I admit, I get a little prickly whenever older people tell me how millennials are screwing up the economy and country this week. We’re delaying marriage, we’re delaying having kids, we’re not buying houses, etc. You already know all of this. But one bit of information I’m not sure you’ve come into contact with is how much negativity we were exposed to as children (and adults now) about how many boomers hate married life. Perhaps my generation recognizes this because we’re on the outside looking in, but so many boomers speak incredibly poorly of marriage. Take language like “ball and chain” or men joking with their single friends about how “free” they are and how they have to “lay down the law” when the wife (who works a 9-5 and takes care of the kids) doesn’t have dinner ready on the table when we gets home. I see many jokes from boomers on FB about avoiding or even hitting your wife, having to “deal” with them when she’s pregnant, and just generally talking down about them and it’s so disheartening. A lot of older women will literally say they hate their husband, talk about how useless he is, how he never helps with the children or housework and how he drinks a lot, but then she still insists upon how happy she is.

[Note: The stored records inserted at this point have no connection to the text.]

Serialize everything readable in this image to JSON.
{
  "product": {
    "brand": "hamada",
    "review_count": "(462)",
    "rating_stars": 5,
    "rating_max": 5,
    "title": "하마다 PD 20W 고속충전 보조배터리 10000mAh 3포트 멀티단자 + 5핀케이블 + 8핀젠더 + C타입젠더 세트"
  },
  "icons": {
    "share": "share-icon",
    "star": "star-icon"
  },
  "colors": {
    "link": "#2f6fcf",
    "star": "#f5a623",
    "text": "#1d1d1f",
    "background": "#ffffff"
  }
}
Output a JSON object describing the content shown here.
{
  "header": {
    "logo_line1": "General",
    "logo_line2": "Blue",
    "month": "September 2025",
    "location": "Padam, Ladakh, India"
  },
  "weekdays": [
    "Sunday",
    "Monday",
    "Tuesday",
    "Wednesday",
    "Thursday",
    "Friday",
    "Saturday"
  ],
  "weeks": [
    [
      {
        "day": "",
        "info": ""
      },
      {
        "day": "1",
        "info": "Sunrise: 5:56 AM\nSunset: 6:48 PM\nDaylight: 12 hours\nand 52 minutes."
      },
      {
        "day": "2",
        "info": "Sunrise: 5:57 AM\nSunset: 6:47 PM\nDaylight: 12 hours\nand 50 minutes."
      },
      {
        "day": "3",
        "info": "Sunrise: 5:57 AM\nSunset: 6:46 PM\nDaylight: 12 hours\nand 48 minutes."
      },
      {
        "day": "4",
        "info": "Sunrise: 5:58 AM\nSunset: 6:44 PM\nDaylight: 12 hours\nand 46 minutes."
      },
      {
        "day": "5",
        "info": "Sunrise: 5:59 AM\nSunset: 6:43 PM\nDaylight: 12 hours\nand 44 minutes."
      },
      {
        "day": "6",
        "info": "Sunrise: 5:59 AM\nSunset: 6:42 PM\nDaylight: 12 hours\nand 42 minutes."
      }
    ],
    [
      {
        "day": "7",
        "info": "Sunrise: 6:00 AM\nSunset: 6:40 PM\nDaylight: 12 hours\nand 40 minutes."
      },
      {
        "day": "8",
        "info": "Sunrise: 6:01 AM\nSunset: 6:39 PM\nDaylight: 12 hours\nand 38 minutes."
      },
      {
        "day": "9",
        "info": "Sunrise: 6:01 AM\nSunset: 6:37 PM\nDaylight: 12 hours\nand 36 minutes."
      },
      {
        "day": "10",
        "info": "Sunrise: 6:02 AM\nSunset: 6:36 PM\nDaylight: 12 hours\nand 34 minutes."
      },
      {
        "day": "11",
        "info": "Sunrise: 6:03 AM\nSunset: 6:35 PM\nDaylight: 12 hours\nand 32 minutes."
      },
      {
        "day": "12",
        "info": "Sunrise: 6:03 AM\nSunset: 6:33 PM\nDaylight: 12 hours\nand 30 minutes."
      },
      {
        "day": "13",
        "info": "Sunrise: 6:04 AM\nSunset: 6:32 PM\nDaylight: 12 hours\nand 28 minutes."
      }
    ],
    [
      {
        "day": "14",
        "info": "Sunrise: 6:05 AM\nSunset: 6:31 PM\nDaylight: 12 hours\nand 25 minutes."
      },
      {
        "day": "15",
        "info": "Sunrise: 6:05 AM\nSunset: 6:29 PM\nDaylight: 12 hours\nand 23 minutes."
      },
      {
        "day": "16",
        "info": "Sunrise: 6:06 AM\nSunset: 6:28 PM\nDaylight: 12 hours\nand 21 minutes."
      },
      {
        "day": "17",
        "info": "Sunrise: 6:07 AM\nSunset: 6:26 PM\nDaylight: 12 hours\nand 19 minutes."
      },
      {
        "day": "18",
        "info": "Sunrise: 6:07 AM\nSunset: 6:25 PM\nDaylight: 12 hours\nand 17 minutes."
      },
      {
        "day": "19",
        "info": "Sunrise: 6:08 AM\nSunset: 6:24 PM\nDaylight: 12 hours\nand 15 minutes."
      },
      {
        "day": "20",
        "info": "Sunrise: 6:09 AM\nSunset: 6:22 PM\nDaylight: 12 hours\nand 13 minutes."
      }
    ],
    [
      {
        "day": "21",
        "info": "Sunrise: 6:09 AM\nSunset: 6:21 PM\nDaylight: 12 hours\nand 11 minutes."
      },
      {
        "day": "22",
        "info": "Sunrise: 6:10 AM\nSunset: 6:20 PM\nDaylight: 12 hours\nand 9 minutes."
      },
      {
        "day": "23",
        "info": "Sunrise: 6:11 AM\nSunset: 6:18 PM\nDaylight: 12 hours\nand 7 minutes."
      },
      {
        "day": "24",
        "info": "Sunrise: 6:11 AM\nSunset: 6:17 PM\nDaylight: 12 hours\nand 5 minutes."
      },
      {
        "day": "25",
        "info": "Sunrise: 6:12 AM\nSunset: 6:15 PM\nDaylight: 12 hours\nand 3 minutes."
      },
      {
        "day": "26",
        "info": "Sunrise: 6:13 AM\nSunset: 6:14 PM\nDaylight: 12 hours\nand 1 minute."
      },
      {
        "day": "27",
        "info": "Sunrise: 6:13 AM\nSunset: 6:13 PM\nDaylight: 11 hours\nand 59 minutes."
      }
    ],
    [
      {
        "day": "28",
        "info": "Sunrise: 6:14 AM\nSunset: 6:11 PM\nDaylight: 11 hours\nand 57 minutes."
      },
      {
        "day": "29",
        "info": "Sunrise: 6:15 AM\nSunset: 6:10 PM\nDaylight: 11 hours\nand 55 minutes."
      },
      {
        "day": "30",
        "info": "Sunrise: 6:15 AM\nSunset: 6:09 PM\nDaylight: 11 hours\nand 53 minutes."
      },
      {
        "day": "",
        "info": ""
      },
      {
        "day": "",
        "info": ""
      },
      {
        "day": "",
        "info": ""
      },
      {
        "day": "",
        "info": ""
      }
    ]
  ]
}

Each thoughtful message could trigger a separate, newsletter length response, but let me offer three quick thoughts. 

First, regarding economics, one of the enduring realities of international fertility is that across nations and cultures, when economies develop (and women gain more control over their own lives) that fertility drops. The fact that children aren’t as needed to sustain family economics and to care for aging parents could well be a factor in this calculus. 

I don’t think declining fertility is always a problem—indeed, we want people to have economic and cultural options!—but when fertility declines below replacement level, a nation faces immense long-term challenges. Those challenges are magnified when cultural currents against, for example, early marriage grow so strong that even healthy, stable, faithful young people are urged to wait.

Second, I definitely take the point regarding my daughter’s marriage. No one should arbitrarily rush into marriage, and many people aren’t nearly mature enough to marry that young. I recognize that her situation is unusual, but I was a bit taken aback by the vehemence of the opposition to her wedding. The cultural pressure to move true adulthood to an ever-later age is strong indeed.

Finally, I completely agree that previous generations treated marriage poorly. In fact, it was my daughter’s Gen Z peers who were most accepting of her choice. It was my older Gen X peers who were least accepting. But of course my generation perfected the art of helicopter parenting. We all too often seek not just to guide our children as we raise them but to guarantee positive outcomes. We can’t. 

One final thing … 

Some days you’ll get Grizzlies highlights. Some days you’ll get GOAT highlights. And some days, you’ll get . . . James Corden and Gronk as Lakers cheerleaders. You’re welcome:

David French is a columnist for the New York Times. He’s a former senior editor of The Dispatch. He’s the author most recently of Divided We Fall: America's Secession Threat and How to Restore Our Nation.